In the opening moments of Horns, Daniel Radcliffe and Juno Temple lay in a green meadow fawning over one another and exchanging hip yet still cheesy dialogue about being horny and then loving one another for the rest of their lives. It is a short scene that quickly moves us forward to after the major incident that defines the narrative of the film, but is an exchange that makes you wonder. Wonder in the sense that these two intelligent and clearly ambitious actors who want to make art that is substantial and means something have this opening that works contrary to all of that. Radcliffe has been picking projects in hopes of distancing himself from his Harry Potter counterpart for a few years now, but as he and Temple exchange this obvious exposition dialogue clearly intended to tell us these two are in love and doomed because of it (while ironically forcing it to counter-intuitively feel effortless) I wondered what they saw in this script. What about these opening moments made them think this was a good idea? What spoke to them? From that point out the challenge was for the film to make me feel more weight to this exchange that I openly chuckled and slightly cringed at for its seeming contrivances.
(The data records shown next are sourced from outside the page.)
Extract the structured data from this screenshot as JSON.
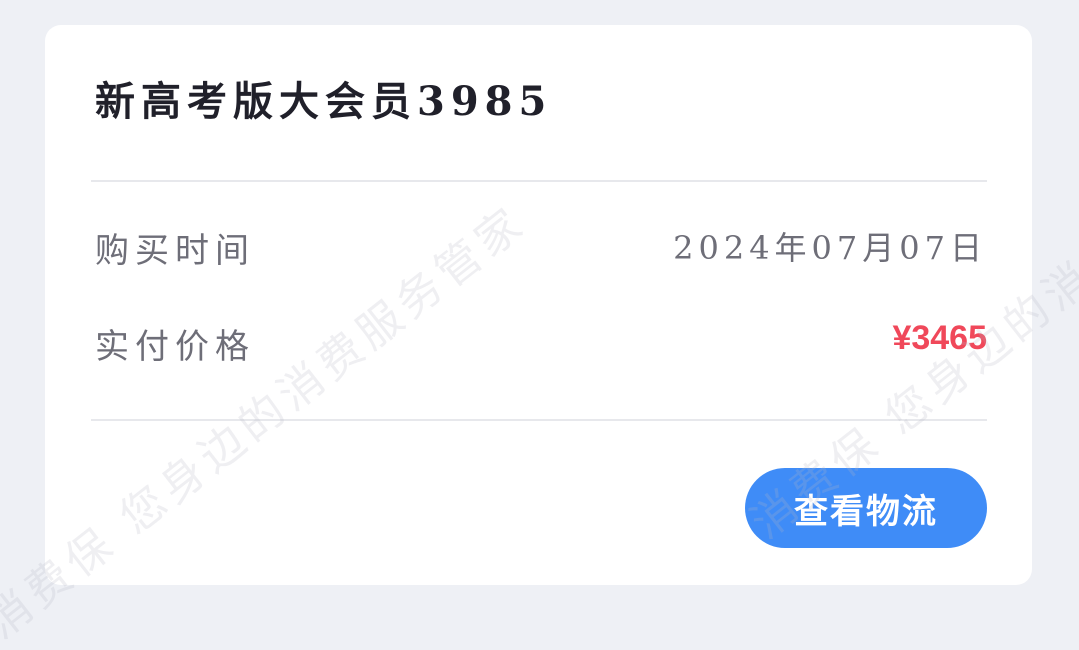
{
  "card": {
    "title": "新高考版大会员3985",
    "purchase_time": {
      "label": "购买时间",
      "value": "2024年07月07日"
    },
    "paid_price": {
      "label": "实付价格",
      "value": "¥3465"
    },
    "logistics_button_label": "查看物流"
  },
  "watermark": {
    "text": "消费保 您身边的消费服务管家"
  },
  "colors": {
    "background": "#eef0f5",
    "card": "#ffffff",
    "price": "#f0485a",
    "button": "#3f8cf7",
    "divider": "#e7e8ec"
  }
}
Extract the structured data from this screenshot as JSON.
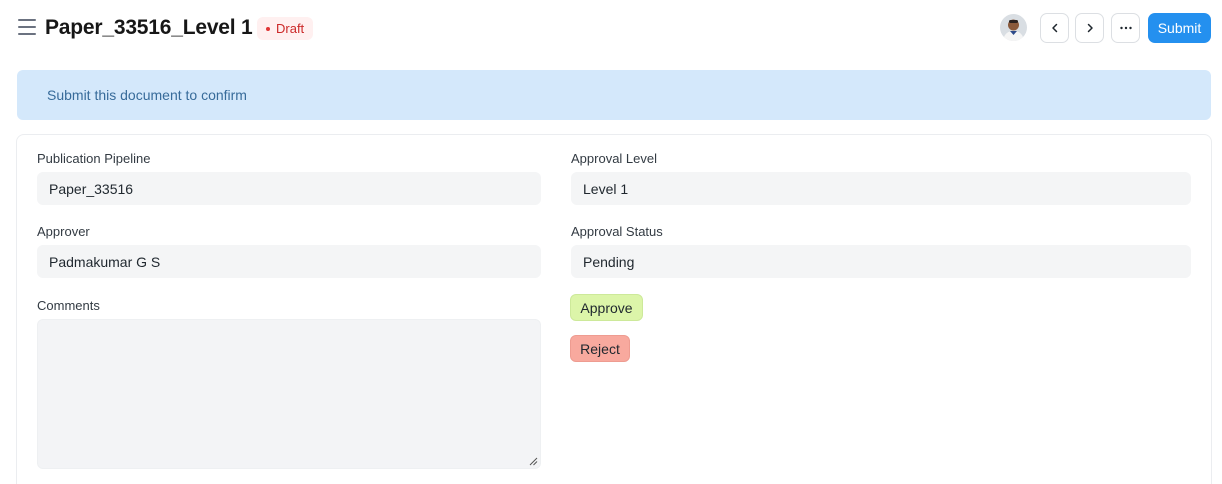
{
  "header": {
    "title": "Paper_33516_Level 1",
    "status": "Draft",
    "submit_label": "Submit",
    "more_label": "···"
  },
  "banner": {
    "text": "Submit this document to confirm"
  },
  "form": {
    "publication_pipeline": {
      "label": "Publication Pipeline",
      "value": "Paper_33516"
    },
    "approval_level": {
      "label": "Approval Level",
      "value": "Level 1"
    },
    "approver": {
      "label": "Approver",
      "value": "Padmakumar G S"
    },
    "approval_status": {
      "label": "Approval Status",
      "value": "Pending"
    },
    "comments": {
      "label": "Comments",
      "value": ""
    }
  },
  "actions": {
    "approve_label": "Approve",
    "reject_label": "Reject"
  },
  "colors": {
    "primary": "#2490ef",
    "banner_bg": "#d4e8fb",
    "draft_badge_bg": "#fff0f0",
    "draft_badge_text": "#cc2929",
    "approve_bg": "#dcf5a9",
    "reject_bg": "#f8a99e"
  },
  "icons": {
    "menu": "hamburger-icon",
    "prev": "chevron-left-icon",
    "next": "chevron-right-icon",
    "more": "ellipsis-icon"
  }
}
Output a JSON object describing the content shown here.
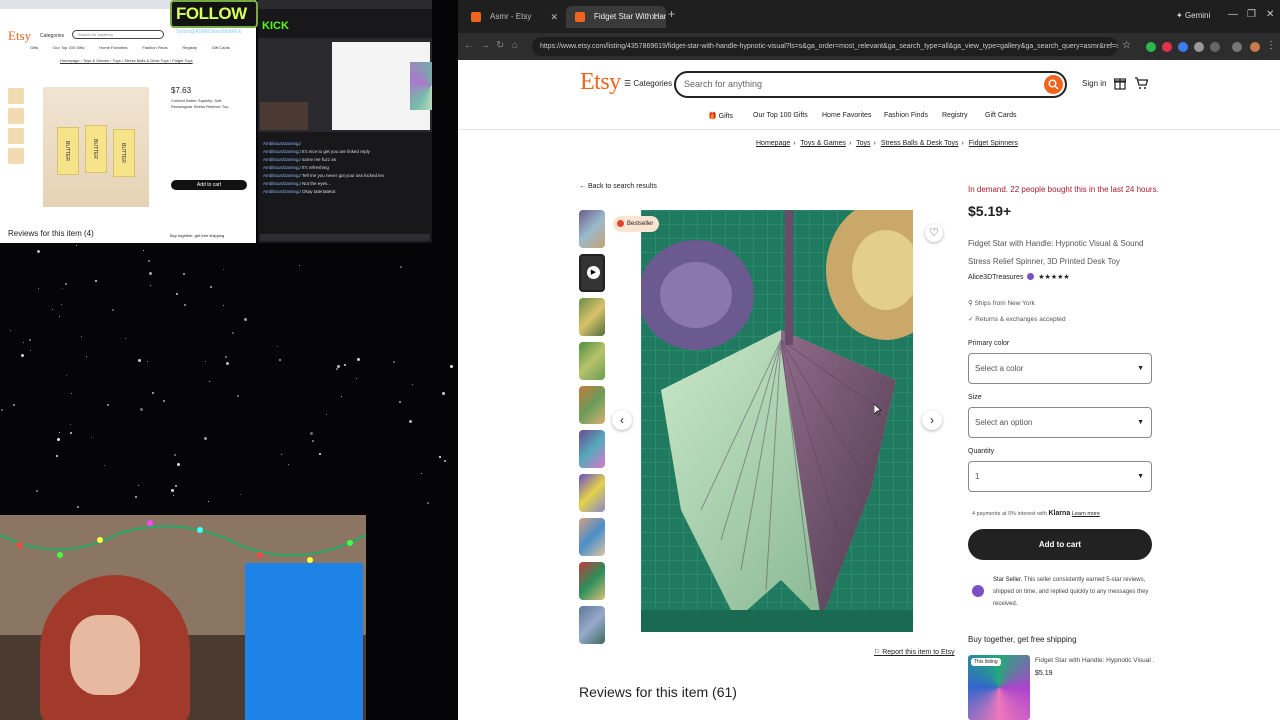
{
  "overlay": {
    "follow": "FOLLOW",
    "follow_sub": "Twitch@ASMRStarsWithRick",
    "kick": "KICK",
    "mini_etsy": {
      "logo": "Etsy",
      "categories": "Categories",
      "search": "Search for anything",
      "nav": [
        "Gifts",
        "Our Top 100 Gifts",
        "Home Favorites",
        "Fashion Finds",
        "Registry",
        "Gift Cards"
      ],
      "crumbs": "Homepage › Toys & Games › Toys › Stress Balls & Desk Toys › Fidget Toys",
      "price": "$7.63",
      "desc": "Colored Butter Squishy: Soft Rectangular Stress Reliever Toy",
      "add_to_cart": "Add to cart",
      "reviews": "Reviews for this item (4)",
      "buy_together": "Buy together, get free shipping",
      "bar_label": "BUTTER"
    },
    "chat": [
      {
        "user": "AmbitiousGamingJ",
        "msg": ""
      },
      {
        "user": "AmbitiousGamingJ",
        "msg": "It's nice to get you are linked reply"
      },
      {
        "user": "AmbitiousGamingJ",
        "msg": "same me fuzz as"
      },
      {
        "user": "AmbitiousGamingJ",
        "msg": "It's refreshing"
      },
      {
        "user": "AmbitiousGamingJ",
        "msg": "Tell me you never got your ass kicked lex"
      },
      {
        "user": "AmbitiousGamingJ",
        "msg": "Not the eyes..."
      },
      {
        "user": "AmbitiousGamingJ",
        "msg": "Okay tatertatetot"
      },
      {
        "user": "",
        "msg": ""
      },
      {
        "user": "",
        "msg": ""
      },
      {
        "user": "",
        "msg": ""
      }
    ]
  },
  "browser": {
    "tabs": [
      {
        "label": "Asmr - Etsy",
        "active": false
      },
      {
        "label": "Fidget Star With Handle: Hypn",
        "active": true
      }
    ],
    "gemini": "Gemini",
    "url": "https://www.etsy.com/listing/4357869619/fidget-star-with-handle-hypnotic-visual?ls=s&ga_order=most_relevant&ga_search_type=all&ga_view_type=gallery&ga_search_query=asmr&ref=sr_gallery-2-2&sr_prefetch=..."
  },
  "header": {
    "logo": "Etsy",
    "categories": "Categories",
    "search_placeholder": "Search for anything",
    "signin": "Sign in"
  },
  "subnav": [
    "Gifts",
    "Our Top 100 Gifts",
    "Home Favorites",
    "Fashion Finds",
    "Registry",
    "Gift Cards"
  ],
  "breadcrumbs": [
    "Homepage",
    "Toys & Games",
    "Toys",
    "Stress Balls & Desk Toys",
    "Fidget Spinners"
  ],
  "back": "Back to search results",
  "bestseller": "Bestseller",
  "report": "Report this item to Etsy",
  "reviews_heading": "Reviews for this item (61)",
  "product": {
    "demand": "In demand. 22 people bought this in the last 24 hours.",
    "price": "$5.19+",
    "title": "Fidget Star with Handle: Hypnotic Visual & Sound Stress Relief Spinner, 3D Printed Desk Toy",
    "shop": "Alice3DTreasures",
    "rating": "★★★★★",
    "ships_from": "Ships from New York",
    "returns": "Returns & exchanges accepted",
    "primary_color_label": "Primary color",
    "primary_color_value": "Select a color",
    "size_label": "Size",
    "size_value": "Select an option",
    "quantity_label": "Quantity",
    "quantity_value": "1",
    "klarna_prefix": "4 payments at 0% interest with",
    "klarna_brand": "Klarna",
    "klarna_link": "Learn more",
    "add_to_cart": "Add to cart",
    "star_seller_title": "Star Seller.",
    "star_seller_text": "This seller consistently earned 5-star reviews, shipped on time, and replied quickly to any messages they received.",
    "bundle_heading": "Buy together, get free shipping",
    "bundle_tag": "This listing",
    "bundle_title": "Fidget Star with Handle: Hypnotic Visual ...",
    "bundle_price": "$5.19"
  },
  "colors": {
    "accent": "#f1641e",
    "demand": "#a61a2e",
    "star_seller": "#7d4fc4"
  }
}
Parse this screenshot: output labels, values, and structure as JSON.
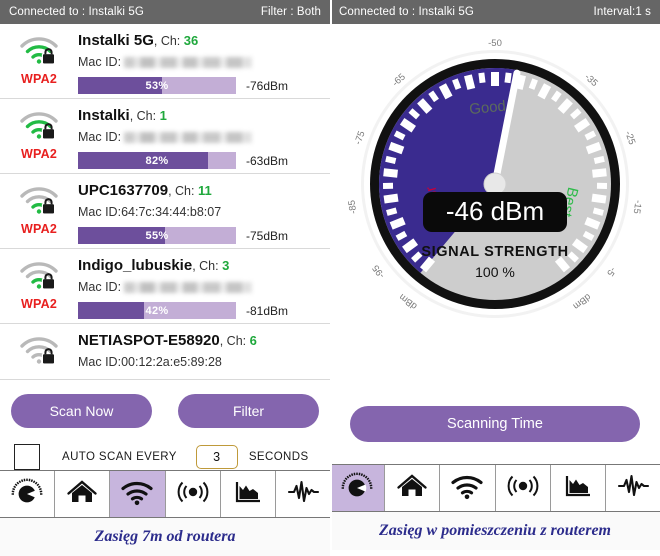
{
  "left": {
    "statusbar": {
      "connected": "Connected to : Instalki 5G",
      "filter": "Filter : Both"
    },
    "networks": [
      {
        "ssid": "Instalki 5G",
        "ch_label": "Ch:",
        "channel": "36",
        "mac_label": "Mac ID:",
        "mac": "",
        "mac_hidden": true,
        "security": "WPA2",
        "percent_text": "53%",
        "percent": 53,
        "dbm": "-76dBm",
        "locked": true,
        "signal_strength": 2
      },
      {
        "ssid": "Instalki",
        "ch_label": "Ch:",
        "channel": "1",
        "mac_label": "Mac ID:",
        "mac": "",
        "mac_hidden": true,
        "security": "WPA2",
        "percent_text": "82%",
        "percent": 82,
        "dbm": "-63dBm",
        "locked": true,
        "signal_strength": 2
      },
      {
        "ssid": "UPC1637709",
        "ch_label": "Ch:",
        "channel": "11",
        "mac_label": "Mac ID:",
        "mac": "64:7c:34:44:b8:07",
        "mac_hidden": false,
        "security": "WPA2",
        "percent_text": "55%",
        "percent": 55,
        "dbm": "-75dBm",
        "locked": true,
        "signal_strength": 1
      },
      {
        "ssid": "Indigo_lubuskie",
        "ch_label": "Ch:",
        "channel": "3",
        "mac_label": "Mac ID:",
        "mac": "",
        "mac_hidden": true,
        "security": "WPA2",
        "percent_text": "42%",
        "percent": 42,
        "dbm": "-81dBm",
        "locked": true,
        "signal_strength": 1
      },
      {
        "ssid": "NETIASPOT-E58920",
        "ch_label": "Ch:",
        "channel": "6",
        "mac_label": "Mac ID:",
        "mac": "00:12:2a:e5:89:28",
        "mac_hidden": false,
        "security": "",
        "percent_text": "",
        "percent": 0,
        "dbm": "",
        "locked": true,
        "signal_strength": 0
      }
    ],
    "controls": {
      "scan_now": "Scan Now",
      "filter": "Filter",
      "auto_scan_label": "AUTO SCAN EVERY",
      "interval_value": "3",
      "seconds_label": "SECONDS",
      "auto_scan_checked": false
    },
    "caption": "Zasięg 7m od routera"
  },
  "right": {
    "statusbar": {
      "connected": "Connected to : Instalki 5G",
      "interval": "Interval:1 s"
    },
    "gauge": {
      "value_text": "-46 dBm",
      "title": "SIGNAL STRENGTH",
      "percent_text": "100 %",
      "zone_poor": "Poor",
      "zone_good": "Good",
      "zone_best": "Best",
      "tick_labels_left": [
        "-50",
        "-65",
        "-75",
        "-85",
        "-95",
        "dBm"
      ],
      "tick_labels_right": [
        "-35",
        "-25",
        "-15",
        "-5",
        "dBm"
      ],
      "needle_value": -46,
      "fill_color": "#3a2b8f",
      "dial_color": "#cdcdcd",
      "rim_color": "#111111"
    },
    "scanning_time": "Scanning Time",
    "caption": "Zasięg w pomieszczeniu z routerem"
  },
  "tabs": [
    {
      "icon": "gauge-icon",
      "active_left": false,
      "active_right": true
    },
    {
      "icon": "home-icon",
      "active_left": false,
      "active_right": false
    },
    {
      "icon": "wifi-icon",
      "active_left": true,
      "active_right": false
    },
    {
      "icon": "radar-icon",
      "active_left": false,
      "active_right": false
    },
    {
      "icon": "chart-icon",
      "active_left": false,
      "active_right": false
    },
    {
      "icon": "waveform-icon",
      "active_left": false,
      "active_right": false
    }
  ],
  "colors": {
    "accent_purple": "#8465ae",
    "bar_fill": "#6d4f9c",
    "bar_track": "#c3aed6",
    "status_gray": "#666666",
    "channel_green": "#1fa83c",
    "security_red": "#e8201f",
    "caption_blue": "#2c2c8c"
  }
}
In short, mission accomplished. In only his fourth big screen appearance after retiring the scar and glasses Radcliffe has made a horror picture, a romantic comedy of sorts and a historical drama where he played poet Allen Ginsberg. I have yet to see that rom-com, now titiled What If with Zoe Kazan which I think might be the most radically different thing he's done to date. With Horns though Radcliffe has done more than I would have ever given him credit for based on the trailers in making strides to be an actor the public actually sees as an actor and not just representative of a single role. The supernatural is somewhat of a comfort zone for him and while I appreciated the aesthetic and throwback style that comprised The Woman in Black, Horns is a much deeper-minded film with more on its mind than giving audiences the creeps or gutting them with dark humor. Instead, it is a rather insightful study of who we are as a race and who we desire to be as human beings and how tough it can be to discern the difference. Full review here. B-

I actually kind of wanted to see No Good Deed until I recently read a review describing it as a Tyler Perry-type version of the aforementioned The Guest. I like both Idris Elba and Taraji P. Henson and they both deserve solid material to work with, but the 10% RT rating leaves little to compel one to check out this film. With so much else out there to consume I doubt I'll ever make it around to this standard thriller that some will see as perfectly fine "Friday night on the couch" entertainment and there's nothing wrong with that either.









What's worse than a 10% RT rating? A 2% RT rating for a movie starring Nicholas Cage as he tries to pay off some bills with a remake of a Kirk Cameron film. With what has been described as bringing new meaning to the phrase "holy shit" Left Behind bombed hard at the box office and I can't imagine it doing more than quickly and quietly disappearing on home video.